TASK ITEM —
Across the following data, how many lines include the string "this"? Reply with the number and nothing more.

DATA RECORDS —
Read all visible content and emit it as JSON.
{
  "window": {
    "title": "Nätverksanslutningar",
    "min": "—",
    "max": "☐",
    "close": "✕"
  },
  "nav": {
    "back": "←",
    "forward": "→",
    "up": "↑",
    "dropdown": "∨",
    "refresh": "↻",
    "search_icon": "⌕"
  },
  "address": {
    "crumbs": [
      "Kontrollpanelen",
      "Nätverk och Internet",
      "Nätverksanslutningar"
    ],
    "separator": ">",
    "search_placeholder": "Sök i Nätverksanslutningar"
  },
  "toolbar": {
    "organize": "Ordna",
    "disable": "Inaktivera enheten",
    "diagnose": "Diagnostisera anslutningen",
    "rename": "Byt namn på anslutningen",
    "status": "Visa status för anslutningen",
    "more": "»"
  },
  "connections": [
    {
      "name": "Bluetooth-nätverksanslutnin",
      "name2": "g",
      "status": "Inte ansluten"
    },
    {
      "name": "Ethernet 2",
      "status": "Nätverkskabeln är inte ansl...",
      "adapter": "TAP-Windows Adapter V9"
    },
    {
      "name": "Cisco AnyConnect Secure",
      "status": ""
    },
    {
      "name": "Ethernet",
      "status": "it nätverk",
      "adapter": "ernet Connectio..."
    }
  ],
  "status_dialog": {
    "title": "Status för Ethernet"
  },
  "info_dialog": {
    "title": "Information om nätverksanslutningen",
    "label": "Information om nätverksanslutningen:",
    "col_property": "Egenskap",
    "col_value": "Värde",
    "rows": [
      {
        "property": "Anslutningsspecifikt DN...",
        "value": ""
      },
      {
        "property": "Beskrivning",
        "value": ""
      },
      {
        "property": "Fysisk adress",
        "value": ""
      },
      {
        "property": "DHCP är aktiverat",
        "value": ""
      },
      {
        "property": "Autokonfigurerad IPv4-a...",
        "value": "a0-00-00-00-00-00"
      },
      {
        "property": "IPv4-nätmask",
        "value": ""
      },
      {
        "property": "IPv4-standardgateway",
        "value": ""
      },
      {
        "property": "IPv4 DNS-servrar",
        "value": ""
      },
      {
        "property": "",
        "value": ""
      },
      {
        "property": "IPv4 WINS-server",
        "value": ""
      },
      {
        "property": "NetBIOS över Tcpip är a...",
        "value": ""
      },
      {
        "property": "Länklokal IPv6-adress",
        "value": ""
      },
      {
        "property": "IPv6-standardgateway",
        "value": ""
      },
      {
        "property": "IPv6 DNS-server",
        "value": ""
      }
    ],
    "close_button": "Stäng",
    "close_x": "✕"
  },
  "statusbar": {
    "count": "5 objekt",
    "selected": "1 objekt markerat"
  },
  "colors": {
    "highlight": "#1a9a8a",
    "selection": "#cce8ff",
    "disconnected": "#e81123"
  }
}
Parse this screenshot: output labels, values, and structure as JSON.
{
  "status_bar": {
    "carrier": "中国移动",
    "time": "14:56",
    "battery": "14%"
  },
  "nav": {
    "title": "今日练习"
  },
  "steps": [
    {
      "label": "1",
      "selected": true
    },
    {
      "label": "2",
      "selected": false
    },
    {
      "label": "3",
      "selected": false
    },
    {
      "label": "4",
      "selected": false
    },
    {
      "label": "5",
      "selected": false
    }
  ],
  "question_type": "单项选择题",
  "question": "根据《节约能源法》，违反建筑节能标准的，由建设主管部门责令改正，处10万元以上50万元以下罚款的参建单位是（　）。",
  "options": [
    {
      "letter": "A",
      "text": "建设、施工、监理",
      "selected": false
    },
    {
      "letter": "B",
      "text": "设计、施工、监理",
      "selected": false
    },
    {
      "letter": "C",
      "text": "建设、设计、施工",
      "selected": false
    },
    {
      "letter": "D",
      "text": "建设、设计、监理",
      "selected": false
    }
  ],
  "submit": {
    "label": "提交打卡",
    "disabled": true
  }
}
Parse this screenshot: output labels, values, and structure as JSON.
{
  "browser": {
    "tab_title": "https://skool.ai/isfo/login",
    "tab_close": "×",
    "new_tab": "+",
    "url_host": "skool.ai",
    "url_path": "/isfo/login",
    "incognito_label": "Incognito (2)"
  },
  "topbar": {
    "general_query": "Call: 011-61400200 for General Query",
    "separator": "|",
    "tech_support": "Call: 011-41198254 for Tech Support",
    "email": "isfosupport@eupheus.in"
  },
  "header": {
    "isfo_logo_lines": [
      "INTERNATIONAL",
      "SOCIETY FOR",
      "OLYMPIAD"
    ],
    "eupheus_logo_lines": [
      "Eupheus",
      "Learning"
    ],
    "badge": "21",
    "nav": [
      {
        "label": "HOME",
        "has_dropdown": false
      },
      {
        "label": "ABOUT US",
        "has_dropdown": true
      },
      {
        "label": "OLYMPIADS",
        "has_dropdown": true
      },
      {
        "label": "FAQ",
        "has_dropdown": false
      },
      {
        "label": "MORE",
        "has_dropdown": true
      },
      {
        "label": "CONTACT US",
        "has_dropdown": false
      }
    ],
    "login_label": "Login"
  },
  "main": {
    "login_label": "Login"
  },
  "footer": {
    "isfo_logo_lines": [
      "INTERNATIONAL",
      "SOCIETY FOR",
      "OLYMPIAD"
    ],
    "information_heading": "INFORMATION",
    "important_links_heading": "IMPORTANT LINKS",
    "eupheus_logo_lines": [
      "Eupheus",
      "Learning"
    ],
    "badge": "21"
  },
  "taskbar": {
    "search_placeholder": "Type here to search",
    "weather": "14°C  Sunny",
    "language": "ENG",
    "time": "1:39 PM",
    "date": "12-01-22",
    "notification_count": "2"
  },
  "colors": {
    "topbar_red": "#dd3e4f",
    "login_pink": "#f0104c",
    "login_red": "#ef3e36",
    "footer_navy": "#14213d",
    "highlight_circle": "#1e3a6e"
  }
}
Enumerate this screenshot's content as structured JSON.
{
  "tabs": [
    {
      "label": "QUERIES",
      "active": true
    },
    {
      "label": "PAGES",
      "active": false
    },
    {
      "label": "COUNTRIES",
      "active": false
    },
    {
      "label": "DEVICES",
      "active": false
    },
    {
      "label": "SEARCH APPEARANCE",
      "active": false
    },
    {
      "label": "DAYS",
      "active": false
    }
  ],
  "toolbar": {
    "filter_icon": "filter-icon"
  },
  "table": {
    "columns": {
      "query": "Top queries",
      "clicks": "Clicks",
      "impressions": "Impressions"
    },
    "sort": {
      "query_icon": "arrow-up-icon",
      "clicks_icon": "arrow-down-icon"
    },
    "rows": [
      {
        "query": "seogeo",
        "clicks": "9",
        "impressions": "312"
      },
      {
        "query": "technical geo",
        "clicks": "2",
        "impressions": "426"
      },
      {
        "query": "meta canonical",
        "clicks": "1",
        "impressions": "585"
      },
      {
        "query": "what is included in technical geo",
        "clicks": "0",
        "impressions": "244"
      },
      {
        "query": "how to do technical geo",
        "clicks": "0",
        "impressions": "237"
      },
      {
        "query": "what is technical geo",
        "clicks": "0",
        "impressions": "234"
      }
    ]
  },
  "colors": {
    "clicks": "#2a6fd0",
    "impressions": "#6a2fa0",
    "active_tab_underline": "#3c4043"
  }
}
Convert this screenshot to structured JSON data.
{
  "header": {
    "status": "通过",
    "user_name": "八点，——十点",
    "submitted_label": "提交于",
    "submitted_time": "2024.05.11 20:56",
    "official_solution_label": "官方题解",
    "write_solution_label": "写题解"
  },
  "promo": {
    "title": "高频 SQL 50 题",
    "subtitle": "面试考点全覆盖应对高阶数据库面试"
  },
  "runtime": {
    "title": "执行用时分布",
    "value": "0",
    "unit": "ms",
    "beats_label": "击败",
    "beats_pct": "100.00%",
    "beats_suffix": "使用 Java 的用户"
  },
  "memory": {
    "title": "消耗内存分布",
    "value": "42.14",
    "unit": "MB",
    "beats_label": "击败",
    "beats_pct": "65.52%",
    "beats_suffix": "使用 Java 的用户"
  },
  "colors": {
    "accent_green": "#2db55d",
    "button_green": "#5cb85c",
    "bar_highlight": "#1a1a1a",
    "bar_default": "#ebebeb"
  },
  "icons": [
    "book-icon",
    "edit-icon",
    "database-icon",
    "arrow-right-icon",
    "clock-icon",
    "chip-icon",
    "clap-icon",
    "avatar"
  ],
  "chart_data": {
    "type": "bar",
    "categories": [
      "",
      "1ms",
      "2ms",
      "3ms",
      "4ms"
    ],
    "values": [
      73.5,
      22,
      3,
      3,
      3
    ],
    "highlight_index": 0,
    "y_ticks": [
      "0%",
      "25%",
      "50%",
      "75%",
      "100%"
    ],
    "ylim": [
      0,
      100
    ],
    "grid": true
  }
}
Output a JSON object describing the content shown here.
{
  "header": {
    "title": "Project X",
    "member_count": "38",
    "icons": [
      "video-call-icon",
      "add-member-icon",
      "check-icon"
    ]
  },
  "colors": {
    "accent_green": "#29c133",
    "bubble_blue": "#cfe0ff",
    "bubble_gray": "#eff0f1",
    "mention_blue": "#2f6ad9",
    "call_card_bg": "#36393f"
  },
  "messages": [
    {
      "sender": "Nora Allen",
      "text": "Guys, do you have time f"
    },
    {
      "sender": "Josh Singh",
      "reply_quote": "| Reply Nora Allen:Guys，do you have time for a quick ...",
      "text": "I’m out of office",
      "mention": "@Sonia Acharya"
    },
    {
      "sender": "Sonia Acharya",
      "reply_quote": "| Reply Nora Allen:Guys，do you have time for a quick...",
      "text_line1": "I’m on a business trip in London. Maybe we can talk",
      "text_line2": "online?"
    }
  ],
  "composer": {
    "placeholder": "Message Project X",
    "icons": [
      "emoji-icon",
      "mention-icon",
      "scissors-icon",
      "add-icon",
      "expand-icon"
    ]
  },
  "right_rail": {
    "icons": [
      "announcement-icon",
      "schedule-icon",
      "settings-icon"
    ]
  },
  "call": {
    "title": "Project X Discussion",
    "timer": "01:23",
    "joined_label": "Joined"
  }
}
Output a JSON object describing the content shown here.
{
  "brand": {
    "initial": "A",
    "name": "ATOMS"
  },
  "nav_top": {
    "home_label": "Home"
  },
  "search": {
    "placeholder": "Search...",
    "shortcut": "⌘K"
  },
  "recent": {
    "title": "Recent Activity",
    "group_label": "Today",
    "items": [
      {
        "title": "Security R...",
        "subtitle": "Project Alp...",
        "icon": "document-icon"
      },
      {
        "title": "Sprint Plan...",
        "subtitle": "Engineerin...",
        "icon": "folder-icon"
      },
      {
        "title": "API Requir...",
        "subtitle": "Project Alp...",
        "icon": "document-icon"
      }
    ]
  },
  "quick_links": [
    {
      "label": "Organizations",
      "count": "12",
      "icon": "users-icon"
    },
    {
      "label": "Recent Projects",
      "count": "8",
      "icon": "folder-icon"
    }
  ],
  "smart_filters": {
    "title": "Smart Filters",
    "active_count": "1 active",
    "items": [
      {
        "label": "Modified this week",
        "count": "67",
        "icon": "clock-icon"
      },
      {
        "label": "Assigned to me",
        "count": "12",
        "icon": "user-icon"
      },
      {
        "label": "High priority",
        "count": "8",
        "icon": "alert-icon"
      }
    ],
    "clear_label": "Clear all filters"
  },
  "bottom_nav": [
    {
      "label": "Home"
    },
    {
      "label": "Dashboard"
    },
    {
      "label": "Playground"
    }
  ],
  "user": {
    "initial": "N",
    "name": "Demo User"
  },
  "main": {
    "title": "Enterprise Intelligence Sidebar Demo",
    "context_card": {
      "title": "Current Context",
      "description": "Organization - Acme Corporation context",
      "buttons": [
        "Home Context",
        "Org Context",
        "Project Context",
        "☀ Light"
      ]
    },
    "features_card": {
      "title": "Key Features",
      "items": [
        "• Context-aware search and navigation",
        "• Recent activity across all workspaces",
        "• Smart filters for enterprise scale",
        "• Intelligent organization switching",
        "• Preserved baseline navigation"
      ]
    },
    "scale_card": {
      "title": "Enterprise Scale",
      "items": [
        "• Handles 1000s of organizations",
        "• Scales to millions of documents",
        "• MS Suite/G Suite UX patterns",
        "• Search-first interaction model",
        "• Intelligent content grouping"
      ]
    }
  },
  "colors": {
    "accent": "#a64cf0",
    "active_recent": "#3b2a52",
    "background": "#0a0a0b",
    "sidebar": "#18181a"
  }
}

EXERCISE RESPONSE —
5